# Stored entries
• • • •

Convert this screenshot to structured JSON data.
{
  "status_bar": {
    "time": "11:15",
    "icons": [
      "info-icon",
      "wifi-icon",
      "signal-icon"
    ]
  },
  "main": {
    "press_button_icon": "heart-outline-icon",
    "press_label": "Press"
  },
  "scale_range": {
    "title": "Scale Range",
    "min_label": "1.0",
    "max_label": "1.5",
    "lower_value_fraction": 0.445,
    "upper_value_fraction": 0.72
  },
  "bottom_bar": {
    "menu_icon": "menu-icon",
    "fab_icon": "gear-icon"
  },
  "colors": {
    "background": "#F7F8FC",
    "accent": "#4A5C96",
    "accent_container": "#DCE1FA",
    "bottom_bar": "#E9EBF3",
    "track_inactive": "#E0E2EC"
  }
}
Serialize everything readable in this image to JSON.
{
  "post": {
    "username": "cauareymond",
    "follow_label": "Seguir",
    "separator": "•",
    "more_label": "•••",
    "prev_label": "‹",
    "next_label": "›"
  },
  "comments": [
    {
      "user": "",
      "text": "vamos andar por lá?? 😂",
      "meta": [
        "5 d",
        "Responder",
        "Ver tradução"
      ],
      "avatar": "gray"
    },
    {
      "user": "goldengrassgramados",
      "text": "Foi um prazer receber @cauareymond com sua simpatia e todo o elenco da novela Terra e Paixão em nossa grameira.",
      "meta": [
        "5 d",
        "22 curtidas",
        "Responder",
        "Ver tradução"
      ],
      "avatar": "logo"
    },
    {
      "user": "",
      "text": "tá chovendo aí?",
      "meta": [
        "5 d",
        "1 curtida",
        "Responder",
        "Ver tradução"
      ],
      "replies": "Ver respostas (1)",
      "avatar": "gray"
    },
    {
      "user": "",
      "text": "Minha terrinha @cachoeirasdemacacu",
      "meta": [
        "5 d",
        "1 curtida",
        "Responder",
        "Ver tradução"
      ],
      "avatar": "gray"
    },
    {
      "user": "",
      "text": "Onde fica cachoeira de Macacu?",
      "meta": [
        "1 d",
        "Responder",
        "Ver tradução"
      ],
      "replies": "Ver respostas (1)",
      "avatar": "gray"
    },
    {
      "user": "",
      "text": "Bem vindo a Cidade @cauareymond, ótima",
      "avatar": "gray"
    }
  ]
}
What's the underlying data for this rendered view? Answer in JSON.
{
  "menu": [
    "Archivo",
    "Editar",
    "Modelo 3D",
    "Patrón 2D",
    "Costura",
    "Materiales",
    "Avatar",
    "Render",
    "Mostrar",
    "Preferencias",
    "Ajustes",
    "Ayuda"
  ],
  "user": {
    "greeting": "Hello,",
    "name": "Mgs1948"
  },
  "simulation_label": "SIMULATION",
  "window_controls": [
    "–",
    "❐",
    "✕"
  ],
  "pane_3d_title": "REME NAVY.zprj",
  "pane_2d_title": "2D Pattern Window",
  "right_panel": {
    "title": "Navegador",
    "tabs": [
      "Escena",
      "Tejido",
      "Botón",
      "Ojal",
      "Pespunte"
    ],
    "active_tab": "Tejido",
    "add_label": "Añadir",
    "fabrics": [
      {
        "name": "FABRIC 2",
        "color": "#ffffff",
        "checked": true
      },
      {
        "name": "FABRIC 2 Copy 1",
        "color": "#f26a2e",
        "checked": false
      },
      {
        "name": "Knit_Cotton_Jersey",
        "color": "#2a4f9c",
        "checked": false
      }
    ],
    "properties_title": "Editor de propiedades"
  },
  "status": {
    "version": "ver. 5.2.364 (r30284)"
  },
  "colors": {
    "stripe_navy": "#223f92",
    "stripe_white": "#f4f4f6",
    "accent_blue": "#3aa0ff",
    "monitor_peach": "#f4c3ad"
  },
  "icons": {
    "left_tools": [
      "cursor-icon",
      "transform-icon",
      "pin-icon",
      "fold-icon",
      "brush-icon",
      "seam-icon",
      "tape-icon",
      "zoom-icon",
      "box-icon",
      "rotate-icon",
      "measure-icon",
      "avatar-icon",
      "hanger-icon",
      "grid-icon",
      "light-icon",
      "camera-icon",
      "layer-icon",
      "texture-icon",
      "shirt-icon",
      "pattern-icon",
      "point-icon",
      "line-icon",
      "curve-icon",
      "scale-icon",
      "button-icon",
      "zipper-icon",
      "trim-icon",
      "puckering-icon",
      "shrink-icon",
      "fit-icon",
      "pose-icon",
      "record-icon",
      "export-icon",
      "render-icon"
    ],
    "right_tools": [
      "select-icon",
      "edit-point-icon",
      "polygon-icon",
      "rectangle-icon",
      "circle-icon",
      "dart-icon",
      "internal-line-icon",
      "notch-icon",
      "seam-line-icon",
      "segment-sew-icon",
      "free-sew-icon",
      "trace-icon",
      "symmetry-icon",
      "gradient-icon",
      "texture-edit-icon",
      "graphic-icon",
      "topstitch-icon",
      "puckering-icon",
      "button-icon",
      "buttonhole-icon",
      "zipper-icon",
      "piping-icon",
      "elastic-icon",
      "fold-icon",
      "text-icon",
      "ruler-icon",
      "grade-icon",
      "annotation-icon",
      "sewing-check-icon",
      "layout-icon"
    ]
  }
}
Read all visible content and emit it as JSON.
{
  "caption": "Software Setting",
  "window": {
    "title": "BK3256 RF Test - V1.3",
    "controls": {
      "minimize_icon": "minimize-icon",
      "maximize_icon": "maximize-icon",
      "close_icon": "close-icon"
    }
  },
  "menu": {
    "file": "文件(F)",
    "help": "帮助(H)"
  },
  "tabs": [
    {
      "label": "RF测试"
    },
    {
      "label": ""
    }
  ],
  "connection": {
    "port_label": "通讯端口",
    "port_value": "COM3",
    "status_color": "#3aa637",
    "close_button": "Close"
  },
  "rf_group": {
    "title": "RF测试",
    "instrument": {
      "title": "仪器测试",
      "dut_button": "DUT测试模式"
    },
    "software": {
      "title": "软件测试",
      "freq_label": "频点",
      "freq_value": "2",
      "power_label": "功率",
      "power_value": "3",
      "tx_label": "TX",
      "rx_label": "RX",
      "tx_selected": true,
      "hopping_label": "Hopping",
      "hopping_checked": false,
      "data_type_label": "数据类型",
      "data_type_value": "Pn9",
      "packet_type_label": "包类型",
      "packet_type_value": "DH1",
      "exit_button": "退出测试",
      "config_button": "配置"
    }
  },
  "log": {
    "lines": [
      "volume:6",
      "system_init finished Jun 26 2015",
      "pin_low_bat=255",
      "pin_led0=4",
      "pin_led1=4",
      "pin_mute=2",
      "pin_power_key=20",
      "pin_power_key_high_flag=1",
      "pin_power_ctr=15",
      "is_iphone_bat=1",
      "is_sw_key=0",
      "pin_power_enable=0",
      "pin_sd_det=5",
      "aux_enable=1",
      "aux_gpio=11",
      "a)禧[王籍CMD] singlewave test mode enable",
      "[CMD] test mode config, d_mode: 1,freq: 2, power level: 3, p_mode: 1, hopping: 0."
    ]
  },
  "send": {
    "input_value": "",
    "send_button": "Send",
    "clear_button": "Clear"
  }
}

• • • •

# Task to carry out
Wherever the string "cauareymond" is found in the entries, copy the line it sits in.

# Solution below
    "username": "cauareymond",
      "text": "Foi um prazer receber @cauareymond com sua simpatia e todo o elenco da novela Terra e Paixão em nossa grameira.",
      "text": "Bem vindo a Cidade @cauareymond, ótima",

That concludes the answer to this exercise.